Posts Tagged ‘Communist International’s Military-Political School’

Erich Mielke – Master of Fear

Monday, May 1st, 2017

 

Erich Mielke headed the feared East German Ministry for State Security (Ministerium fuer Staatsicherheit – MfS) for over 30 years. The agency became known as the STASI. http://www.walled-in-berlin.com/j-elke-ertle/the-stasi-and-how-it-worked/ From 1957 until shortly before the Berlin Wall fell in 1989, the Stasi was enormously powerful, making Erich Mielke the most influential man in East Germany, right behind Communist Party leader, Erich Honecker. http://www.walled-in-berlin.com/j-elke-ertle/erich-honecker-berlin-wall-architect/ One hundred thousand full-time agents and up to two million unofficial “citizen helpers” were under Mielke’s control. His agency stifled opposition by using assassination, kidnapping, execution, denunciation and intimidation to keep the 16.5 million East Germans in fear. In a 1993 interview, Holocaust survivor and Nazi hunter Simon Wiesenthal said that the Stasi was “much, much worse than the Gestapo.”

Erich Mielke, head of the Stasi from 1957 to 1989. Photo courtesy of Bundesarchiv.

Erich Mielke, head of the Stasi from 1957 to 1989. Photo courtesy of Bundesarchiv.

Erich Mielke’s Pre-Stasi Days

Erich Mielke’s parents were founding members of the Communist Party of Germany (Kommunistische Partei Deutschlands – KPD, making Erich a second-generation communist. Born into poverty in 1907 in Berlin, he joined the communist youth movement at age 15 and the KPD at age 20. During the late 1920s and early 1930s, when the Communist party and the Nazi party were frequently involved in violent armed conflicts, Mielke was member of the communist paramilitary forces.

Together with another member of the paramilitary forces, Erich Mielke shot two Berlin police captains in 1931. Their names were Paul Anlauf and Franz Lenck. Mielke escaped prosecution by fleeing to the Soviet Union. He was not tried for the murders until 1993 when incriminating papers were found in his home safe during a search. While in exile in the Soviet Union, Erich Mielke attended the Communist International’s Military-Political School and the Lenin School in Moscow.

From 1936 to 1939, Mielke served as an operative in Spain’s political police. Upon the defeat of the Spanish Republic, he fled to France, was imprisoned, but managed to escape to Belgium.

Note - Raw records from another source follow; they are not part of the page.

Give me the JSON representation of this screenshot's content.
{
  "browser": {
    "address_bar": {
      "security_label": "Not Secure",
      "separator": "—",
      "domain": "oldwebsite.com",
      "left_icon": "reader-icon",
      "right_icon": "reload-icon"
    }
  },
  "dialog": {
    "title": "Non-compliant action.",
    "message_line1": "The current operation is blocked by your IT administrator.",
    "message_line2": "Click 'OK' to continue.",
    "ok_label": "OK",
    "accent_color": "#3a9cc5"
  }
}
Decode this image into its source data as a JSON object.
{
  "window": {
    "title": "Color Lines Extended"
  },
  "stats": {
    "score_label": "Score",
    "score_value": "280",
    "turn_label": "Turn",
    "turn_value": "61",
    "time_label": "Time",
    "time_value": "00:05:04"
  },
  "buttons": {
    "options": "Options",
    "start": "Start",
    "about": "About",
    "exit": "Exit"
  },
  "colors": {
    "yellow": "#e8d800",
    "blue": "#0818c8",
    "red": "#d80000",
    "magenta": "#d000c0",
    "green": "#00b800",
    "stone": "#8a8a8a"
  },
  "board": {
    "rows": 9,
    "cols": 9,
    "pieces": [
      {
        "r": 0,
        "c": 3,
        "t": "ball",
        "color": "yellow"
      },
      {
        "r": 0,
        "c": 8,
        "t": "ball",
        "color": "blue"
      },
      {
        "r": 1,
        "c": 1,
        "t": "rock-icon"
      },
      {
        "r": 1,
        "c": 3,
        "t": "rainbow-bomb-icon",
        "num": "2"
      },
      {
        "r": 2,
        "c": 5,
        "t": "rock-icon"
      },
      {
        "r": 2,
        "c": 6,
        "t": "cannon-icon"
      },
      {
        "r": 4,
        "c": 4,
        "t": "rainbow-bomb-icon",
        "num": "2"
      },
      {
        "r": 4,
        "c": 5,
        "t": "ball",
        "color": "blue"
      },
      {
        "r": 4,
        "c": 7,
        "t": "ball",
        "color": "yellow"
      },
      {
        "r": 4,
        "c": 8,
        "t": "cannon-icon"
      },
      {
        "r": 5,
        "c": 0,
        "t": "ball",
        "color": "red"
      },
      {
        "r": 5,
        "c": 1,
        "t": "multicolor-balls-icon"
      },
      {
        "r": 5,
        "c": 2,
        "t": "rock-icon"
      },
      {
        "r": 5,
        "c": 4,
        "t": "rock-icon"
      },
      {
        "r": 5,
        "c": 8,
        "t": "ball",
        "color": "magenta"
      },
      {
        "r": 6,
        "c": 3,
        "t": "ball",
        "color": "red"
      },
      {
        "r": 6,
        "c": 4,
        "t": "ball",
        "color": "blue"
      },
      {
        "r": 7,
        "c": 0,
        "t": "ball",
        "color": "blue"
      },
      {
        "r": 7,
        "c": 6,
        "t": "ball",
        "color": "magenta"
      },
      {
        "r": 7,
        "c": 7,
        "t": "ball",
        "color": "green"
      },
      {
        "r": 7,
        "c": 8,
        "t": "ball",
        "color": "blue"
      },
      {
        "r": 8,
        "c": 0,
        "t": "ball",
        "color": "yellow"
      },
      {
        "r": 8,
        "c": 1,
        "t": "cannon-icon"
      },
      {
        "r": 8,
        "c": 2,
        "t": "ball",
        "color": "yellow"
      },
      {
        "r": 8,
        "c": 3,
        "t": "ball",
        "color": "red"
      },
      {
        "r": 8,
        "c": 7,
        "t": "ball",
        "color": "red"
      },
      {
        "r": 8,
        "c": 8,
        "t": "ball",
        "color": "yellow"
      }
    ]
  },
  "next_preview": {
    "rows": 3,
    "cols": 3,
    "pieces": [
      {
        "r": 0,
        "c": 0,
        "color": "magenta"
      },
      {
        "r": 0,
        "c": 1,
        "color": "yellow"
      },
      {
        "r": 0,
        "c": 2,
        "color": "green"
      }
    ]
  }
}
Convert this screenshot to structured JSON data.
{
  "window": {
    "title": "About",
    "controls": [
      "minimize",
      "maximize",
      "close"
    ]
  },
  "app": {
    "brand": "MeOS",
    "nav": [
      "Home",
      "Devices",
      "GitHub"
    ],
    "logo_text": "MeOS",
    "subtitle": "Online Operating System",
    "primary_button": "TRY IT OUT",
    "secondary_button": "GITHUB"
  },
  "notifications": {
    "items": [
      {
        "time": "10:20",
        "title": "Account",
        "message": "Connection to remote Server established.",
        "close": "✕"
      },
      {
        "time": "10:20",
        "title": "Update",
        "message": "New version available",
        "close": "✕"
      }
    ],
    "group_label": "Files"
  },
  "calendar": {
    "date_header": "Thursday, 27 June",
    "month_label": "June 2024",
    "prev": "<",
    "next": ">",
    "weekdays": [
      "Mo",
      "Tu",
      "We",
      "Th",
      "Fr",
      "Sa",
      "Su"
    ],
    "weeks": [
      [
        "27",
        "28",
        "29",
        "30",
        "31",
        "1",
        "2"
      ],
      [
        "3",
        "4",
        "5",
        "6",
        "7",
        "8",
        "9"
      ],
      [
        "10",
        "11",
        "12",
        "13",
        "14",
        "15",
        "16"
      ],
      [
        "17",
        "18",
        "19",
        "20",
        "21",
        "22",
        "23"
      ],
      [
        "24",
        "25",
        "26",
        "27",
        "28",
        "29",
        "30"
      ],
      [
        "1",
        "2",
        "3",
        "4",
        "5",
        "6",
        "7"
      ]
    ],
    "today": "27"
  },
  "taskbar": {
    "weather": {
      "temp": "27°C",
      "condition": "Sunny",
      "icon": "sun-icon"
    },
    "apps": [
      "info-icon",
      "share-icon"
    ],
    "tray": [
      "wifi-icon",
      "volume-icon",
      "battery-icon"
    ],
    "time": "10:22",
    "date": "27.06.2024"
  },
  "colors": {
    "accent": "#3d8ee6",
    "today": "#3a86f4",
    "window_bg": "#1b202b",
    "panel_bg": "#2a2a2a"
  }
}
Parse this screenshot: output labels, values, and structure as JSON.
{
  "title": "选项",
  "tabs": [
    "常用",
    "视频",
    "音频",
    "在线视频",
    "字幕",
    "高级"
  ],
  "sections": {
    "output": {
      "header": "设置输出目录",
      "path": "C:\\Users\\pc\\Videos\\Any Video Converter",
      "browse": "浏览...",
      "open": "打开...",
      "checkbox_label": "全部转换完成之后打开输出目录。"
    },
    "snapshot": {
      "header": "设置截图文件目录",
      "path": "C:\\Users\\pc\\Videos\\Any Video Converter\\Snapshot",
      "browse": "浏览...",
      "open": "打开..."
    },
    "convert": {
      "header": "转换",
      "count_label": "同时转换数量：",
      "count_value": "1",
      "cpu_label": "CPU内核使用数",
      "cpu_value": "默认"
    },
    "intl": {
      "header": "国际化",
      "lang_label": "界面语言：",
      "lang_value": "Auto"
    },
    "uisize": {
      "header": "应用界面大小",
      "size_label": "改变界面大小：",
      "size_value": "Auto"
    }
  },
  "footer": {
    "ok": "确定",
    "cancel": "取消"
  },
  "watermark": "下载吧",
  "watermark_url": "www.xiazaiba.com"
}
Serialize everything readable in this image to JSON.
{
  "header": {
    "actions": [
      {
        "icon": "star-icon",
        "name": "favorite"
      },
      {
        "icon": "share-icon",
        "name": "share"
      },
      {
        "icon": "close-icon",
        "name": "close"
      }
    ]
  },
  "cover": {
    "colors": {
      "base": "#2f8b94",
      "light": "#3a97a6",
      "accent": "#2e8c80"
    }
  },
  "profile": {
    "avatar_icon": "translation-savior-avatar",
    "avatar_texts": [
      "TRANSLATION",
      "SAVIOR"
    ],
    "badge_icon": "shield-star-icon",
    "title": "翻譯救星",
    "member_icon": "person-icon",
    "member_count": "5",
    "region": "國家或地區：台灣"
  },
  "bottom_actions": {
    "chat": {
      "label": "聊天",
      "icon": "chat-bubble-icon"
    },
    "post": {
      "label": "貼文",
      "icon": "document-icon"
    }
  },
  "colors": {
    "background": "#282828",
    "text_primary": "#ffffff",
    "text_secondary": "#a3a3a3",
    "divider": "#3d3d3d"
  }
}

His activities during World War II remain largely unknown. In 1945, at he end of the war, a law enforcement agency closely associated with the Soviet Secret Police ordered him to return to Occupied Germany. His assignment was to build up a security force in the Soviet occupation zone, which involved tracking down Nazis, anti-communists and hundreds of members of the Social Democratic Party. The number of arrests exceeded the number of available spaces in existing prisons so that eleven concentration camps were re-opened or newly established.

Erich Mielke’s Stasi Days

With the establishment of the Ministry for State Security in 1950, Mielke was appointed deputy director of the institution. In November 1957, he became the head of State Security. At that time, the Stasi had 14,000 full-time employees. By 1989 that number had increased to near 100,000. Along the way, Mielke helped Erich Honecker to topple Walter Ulbricht http://www.walled-in-berlin.com/j-elke-ertle/image-challenged-walter-ulbricht/ as the party leader.

Erich Mielke’s Final Stasi Days

On 8 October 1989, Erich Mielke and Erich Honecker ordered the Stasi to implement “Plan X,” a plan to arrest and indefinitely detain 85,939 East Germans during a state of emergency. On 13 November 1989, a few days after the opening of the wall, Erich Mielke gave a speech at the Palace of the Republic (Palast der Republik) http://www.walled-in-berlin.com/j-elke-ertle/the-palast-der-republik-lives-on/ and in which he said, “I love all – all people.” On 3 December 1989, Erich Mielke was expelled from the Socialist Unity Party of Germany (Sozialistische Einheitsparty Deutschlands – SED). Four days later he was arrested and imprisoned on remand in Hohenschoenhausen. http://www.walled-in-berlin/j-elke-ertle/berlin/hohenschoenhausen-prison-part1/ Soon thereafter he was released due to medical reason and arrested again three months later for “crimes against humanity” and “perversion of justice.” He was moved to several prisons in succession. In 1993, the by then 85-year-old Erich Mielke was sentenced to six years in prison for the murders of Captains Anlauf and Lenck in 1931. At the end of 1995, Mielke was released due to ill health. He died at the age of 93.

 

For a sneak peek at the first 20+ pages of my memoir, Walled-In: A West Berlin Girl’s Journey to Freedom, click “Download a free excerpt” on the home page of http://www.walled-in-berlin.com Walled-In is my story of growing up in Berlin during the Cold War.